Segment Open

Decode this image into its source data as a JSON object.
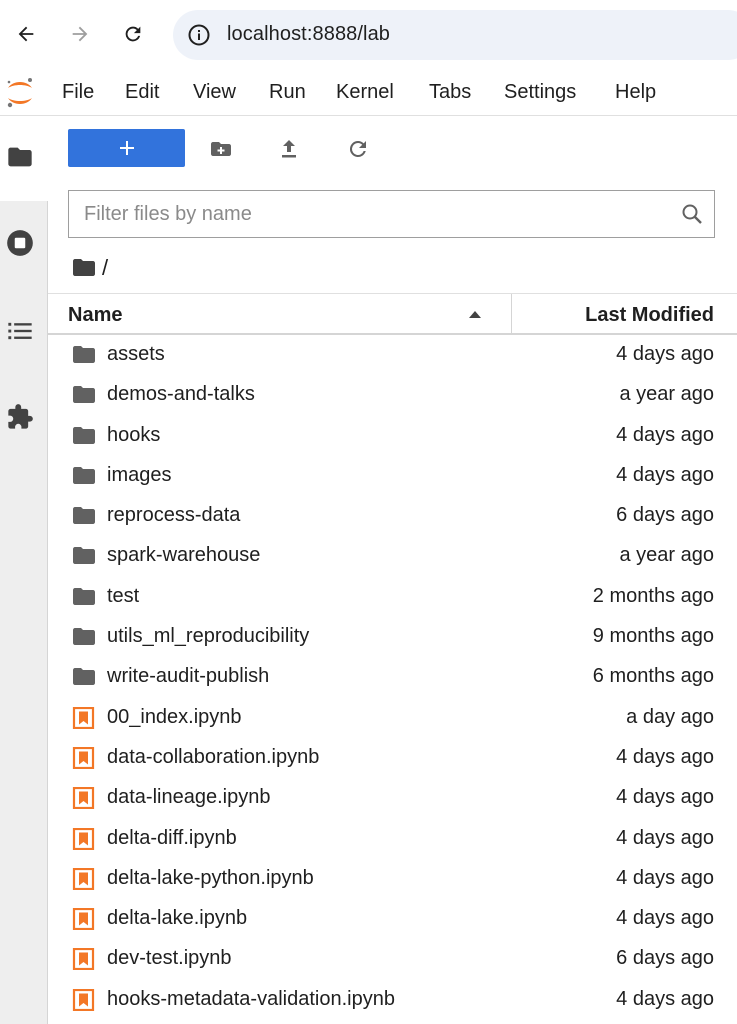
{
  "browser": {
    "url": "localhost:8888/lab",
    "icons": [
      "back-arrow-icon",
      "forward-arrow-icon",
      "reload-icon",
      "info-icon"
    ]
  },
  "menubar": {
    "items": [
      "File",
      "Edit",
      "View",
      "Run",
      "Kernel",
      "Tabs",
      "Settings",
      "Help"
    ]
  },
  "activity_bar": {
    "icons": [
      "folder-icon",
      "running-stop-icon",
      "table-of-contents-icon",
      "extension-puzzle-icon"
    ]
  },
  "filebrowser": {
    "new_button_label": "+",
    "filter_placeholder": "Filter files by name",
    "breadcrumb": "/",
    "columns": {
      "name": "Name",
      "modified": "Last Modified"
    },
    "sort": "ascending",
    "items": [
      {
        "type": "folder",
        "name": "assets",
        "modified": "4 days ago"
      },
      {
        "type": "folder",
        "name": "demos-and-talks",
        "modified": "a year ago"
      },
      {
        "type": "folder",
        "name": "hooks",
        "modified": "4 days ago"
      },
      {
        "type": "folder",
        "name": "images",
        "modified": "4 days ago"
      },
      {
        "type": "folder",
        "name": "reprocess-data",
        "modified": "6 days ago"
      },
      {
        "type": "folder",
        "name": "spark-warehouse",
        "modified": "a year ago"
      },
      {
        "type": "folder",
        "name": "test",
        "modified": "2 months ago"
      },
      {
        "type": "folder",
        "name": "utils_ml_reproducibility",
        "modified": "9 months ago"
      },
      {
        "type": "folder",
        "name": "write-audit-publish",
        "modified": "6 months ago"
      },
      {
        "type": "notebook",
        "name": "00_index.ipynb",
        "modified": "a day ago"
      },
      {
        "type": "notebook",
        "name": "data-collaboration.ipynb",
        "modified": "4 days ago"
      },
      {
        "type": "notebook",
        "name": "data-lineage.ipynb",
        "modified": "4 days ago"
      },
      {
        "type": "notebook",
        "name": "delta-diff.ipynb",
        "modified": "4 days ago"
      },
      {
        "type": "notebook",
        "name": "delta-lake-python.ipynb",
        "modified": "4 days ago"
      },
      {
        "type": "notebook",
        "name": "delta-lake.ipynb",
        "modified": "4 days ago"
      },
      {
        "type": "notebook",
        "name": "dev-test.ipynb",
        "modified": "6 days ago"
      },
      {
        "type": "notebook",
        "name": "hooks-metadata-validation.ipynb",
        "modified": "4 days ago"
      }
    ]
  },
  "colors": {
    "accent": "#3273dc",
    "jupyter_orange": "#f37726",
    "icon_gray": "#616161"
  }
}
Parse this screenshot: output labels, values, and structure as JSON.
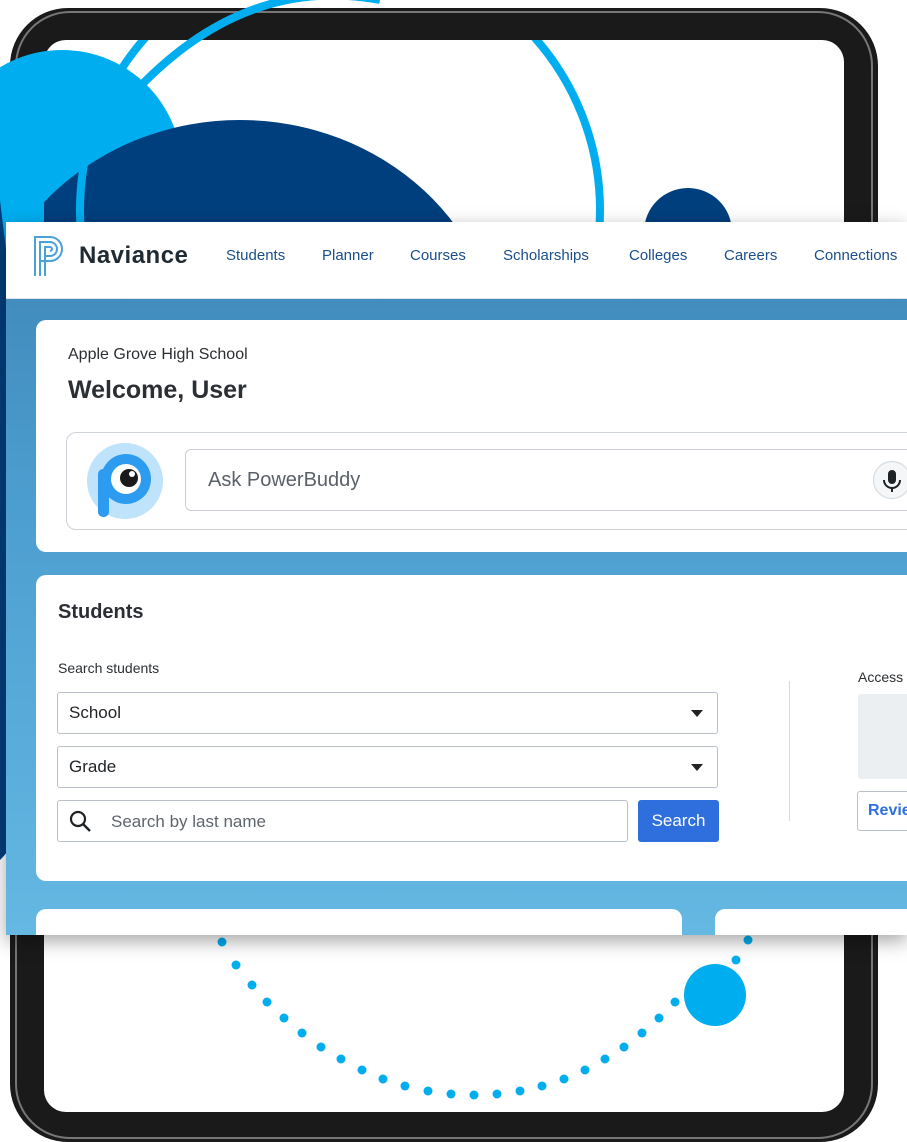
{
  "app": {
    "name": "Naviance"
  },
  "nav": {
    "items": [
      {
        "label": "Students"
      },
      {
        "label": "Planner"
      },
      {
        "label": "Courses"
      },
      {
        "label": "Scholarships"
      },
      {
        "label": "Colleges"
      },
      {
        "label": "Careers"
      },
      {
        "label": "Connections"
      }
    ]
  },
  "welcome": {
    "school": "Apple Grove High School",
    "greeting": "Welcome, User",
    "powerbuddy_placeholder": "Ask PowerBuddy"
  },
  "students": {
    "title": "Students",
    "search_label": "Search students",
    "school_select": "School",
    "grade_select": "Grade",
    "search_placeholder": "Search by last name",
    "search_button": "Search",
    "access_label": "Access",
    "review_button": "Revie"
  },
  "colors": {
    "accent_blue": "#2e6fdd",
    "brand_navy": "#003f7d",
    "brand_cyan": "#00aeef",
    "nav_link": "#1b4f8a"
  },
  "icons": [
    "naviance-logo-icon",
    "powerbuddy-avatar-icon",
    "microphone-icon",
    "search-icon",
    "chevron-down-icon"
  ]
}
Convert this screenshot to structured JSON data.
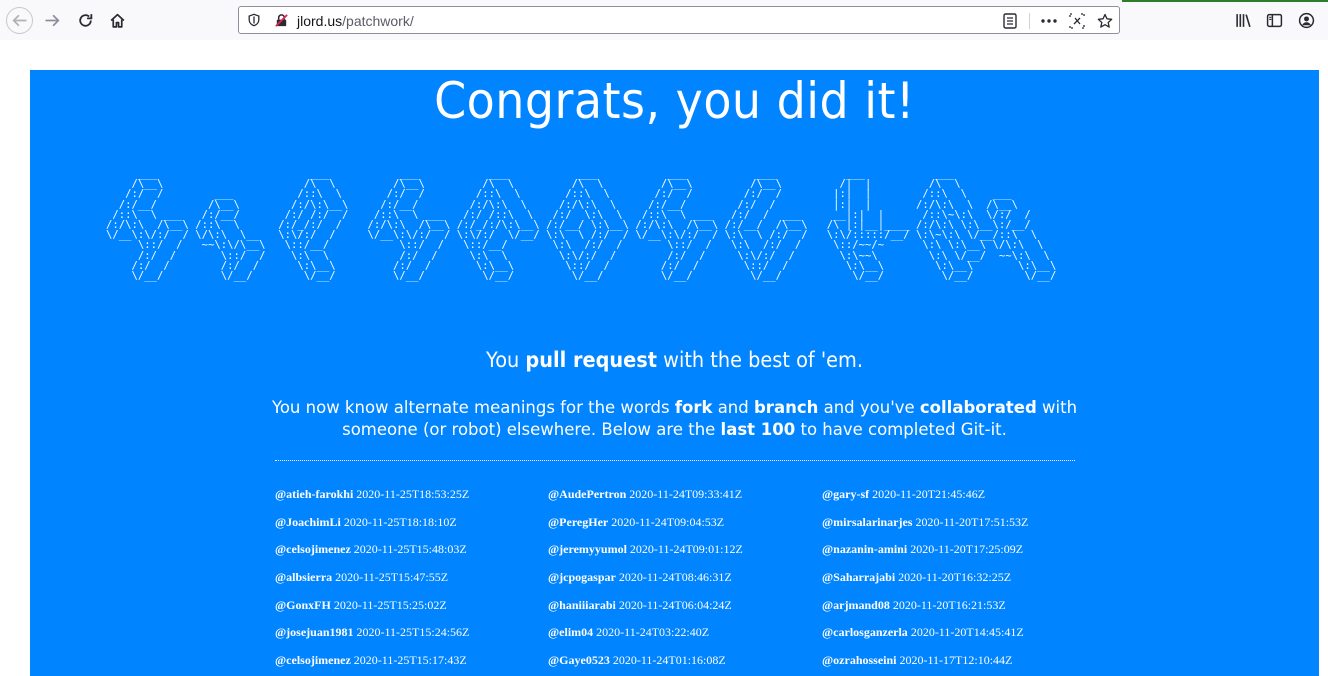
{
  "browser": {
    "url_host": "jlord.us",
    "url_path": "/patchwork/",
    "icons": {
      "back": "arrow-left-icon",
      "forward": "arrow-right-icon",
      "reload": "reload-icon",
      "home": "home-icon",
      "tracking": "shield-icon",
      "insecure": "broken-lock-icon",
      "reader": "reader-view-icon",
      "more": "ellipsis-icon",
      "screenshot": "screenshot-icon",
      "bookmark": "star-icon",
      "library": "library-icon",
      "sidebar": "sidebar-icon",
      "account": "account-icon"
    }
  },
  "page": {
    "background": "#0084ff",
    "headline": "Congrats, you did it!",
    "tagline": {
      "before": "You ",
      "bold": "pull request",
      "after": " with the best of 'em."
    },
    "intro": {
      "p1": "You now know alternate meanings for the words ",
      "fork": "fork",
      "p2": " and ",
      "branch": "branch",
      "p3": " and you've ",
      "collaborated": "collaborated",
      "p4": " with someone (or robot) elsewhere. Below are the ",
      "last100": "last 100",
      "p5": " to have completed Git-it."
    },
    "ascii_art": "     ___                        ___           ___           ___           ___           ___           ___           ___           ___          \n    /\\__\\                      /\\  \\         /\\__\\         /\\  \\         /\\  \\         /\\__\\         /\\__\\         /|  |         /\\  \\         \n   /:/  /        ___          /::\\  \\       /:/  /        /::\\  \\       /::\\  \\       /:/  /        /:/  /        |:|  |        /::\\  \\    ___ \n  /:/__/        /\\__\\        /:/\\:\\__\\     /:/__/        /:/\\:\\  \\     /:/\\:\\  \\     /:/__/        /:/  /         |:|  |       /:/\\:\\  \\  /\\__\\\n /::\\  \\ ___   /:/__/       /:/ /:/  /    /::\\  \\ ___   /:/ /::\\  \\   /:/  \\:\\  \\   /::\\  \\ ___   /:/  /  ___     __|:|  |      /::\\~\\:\\  \\/:/  /\n/:/\\:\\  /\\__\\ /::\\  \\      /:/_/:/  /    /:/\\:\\  /\\__\\ /:/_/:/\\:\\__\\ /:/__/ \\:\\__\\ /:/\\:\\  /\\__\\ /:/__/  /\\__\\   /\\ |:|__|____ /:/\\:\\ \\:\\__\\:/__/ \n\\/__\\:\\/:/  / \\/\\:\\  \\__   \\:\\/:/  /     \\/__\\:\\/:/  / \\:\\/:/  \\/__/ \\:\\  \\ /:/  / \\/__\\:\\/:/  / \\:\\  \\ /:/  /   \\:\\/:::::/__/ \\:\\~\\:\\ \\/__/::\\  \\\n     \\::/  /   ~~\\:\\/\\__\\   \\::/__/           \\::/  /   \\::/__/       \\:\\  /:/  /       \\::/  /   \\:\\  /:/  /     \\::/~~/~      \\:\\ \\:\\__\\ \\/\\:\\  \\\n     /:/  /       \\::/  /    \\:\\  \\           /:/  /     \\:\\  \\        \\:\\/:/  /        /:/  /     \\:\\/:/  /       \\:\\~~\\        \\:\\ \\/__/  ~~\\:\\  \\\n    /:/  /        /:/  /      \\:\\__\\         /:/  /       \\:\\__\\        \\::/  /        /:/  /       \\::/  /         \\:\\__\\        \\:\\__\\       \\:\\__\\\n    \\/__/         \\/__/        \\/__/         \\/__/         \\/__/         \\/__/         \\/__/         \\/__/           \\/__/         \\/__/        \\/__/",
    "completions": [
      [
        {
          "user": "@atieh-farokhi",
          "time": "2020-11-25T18:53:25Z"
        },
        {
          "user": "@JoachimLi",
          "time": "2020-11-25T18:18:10Z"
        },
        {
          "user": "@celsojimenez",
          "time": "2020-11-25T15:48:03Z"
        },
        {
          "user": "@albsierra",
          "time": "2020-11-25T15:47:55Z"
        },
        {
          "user": "@GonxFH",
          "time": "2020-11-25T15:25:02Z"
        },
        {
          "user": "@josejuan1981",
          "time": "2020-11-25T15:24:56Z"
        },
        {
          "user": "@celsojimenez",
          "time": "2020-11-25T15:17:43Z"
        }
      ],
      [
        {
          "user": "@AudePertron",
          "time": "2020-11-24T09:33:41Z"
        },
        {
          "user": "@PeregHer",
          "time": "2020-11-24T09:04:53Z"
        },
        {
          "user": "@jeremyyumol",
          "time": "2020-11-24T09:01:12Z"
        },
        {
          "user": "@jcpogaspar",
          "time": "2020-11-24T08:46:31Z"
        },
        {
          "user": "@haniiiarabi",
          "time": "2020-11-24T06:04:24Z"
        },
        {
          "user": "@elim04",
          "time": "2020-11-24T03:22:40Z"
        },
        {
          "user": "@Gaye0523",
          "time": "2020-11-24T01:16:08Z"
        }
      ],
      [
        {
          "user": "@gary-sf",
          "time": "2020-11-20T21:45:46Z"
        },
        {
          "user": "@mirsalarinarjes",
          "time": "2020-11-20T17:51:53Z"
        },
        {
          "user": "@nazanin-amini",
          "time": "2020-11-20T17:25:09Z"
        },
        {
          "user": "@Saharrajabi",
          "time": "2020-11-20T16:32:25Z"
        },
        {
          "user": "@arjmand08",
          "time": "2020-11-20T16:21:53Z"
        },
        {
          "user": "@carlosganzerla",
          "time": "2020-11-20T14:45:41Z"
        },
        {
          "user": "@ozrahosseini",
          "time": "2020-11-17T12:10:44Z"
        }
      ]
    ]
  }
}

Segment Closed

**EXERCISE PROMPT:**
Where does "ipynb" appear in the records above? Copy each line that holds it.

**SOLUTION BELOW:**
        "name": "00_index.ipynb",
        "name": "data-collaboration.ipynb",
        "name": "data-lineage.ipynb",
        "name": "delta-diff.ipynb",
        "name": "delta-lake-python.ipynb",
        "name": "delta-lake.ipynb",
        "name": "dev-test.ipynb",
        "name": "hooks-metadata-validation.ipynb",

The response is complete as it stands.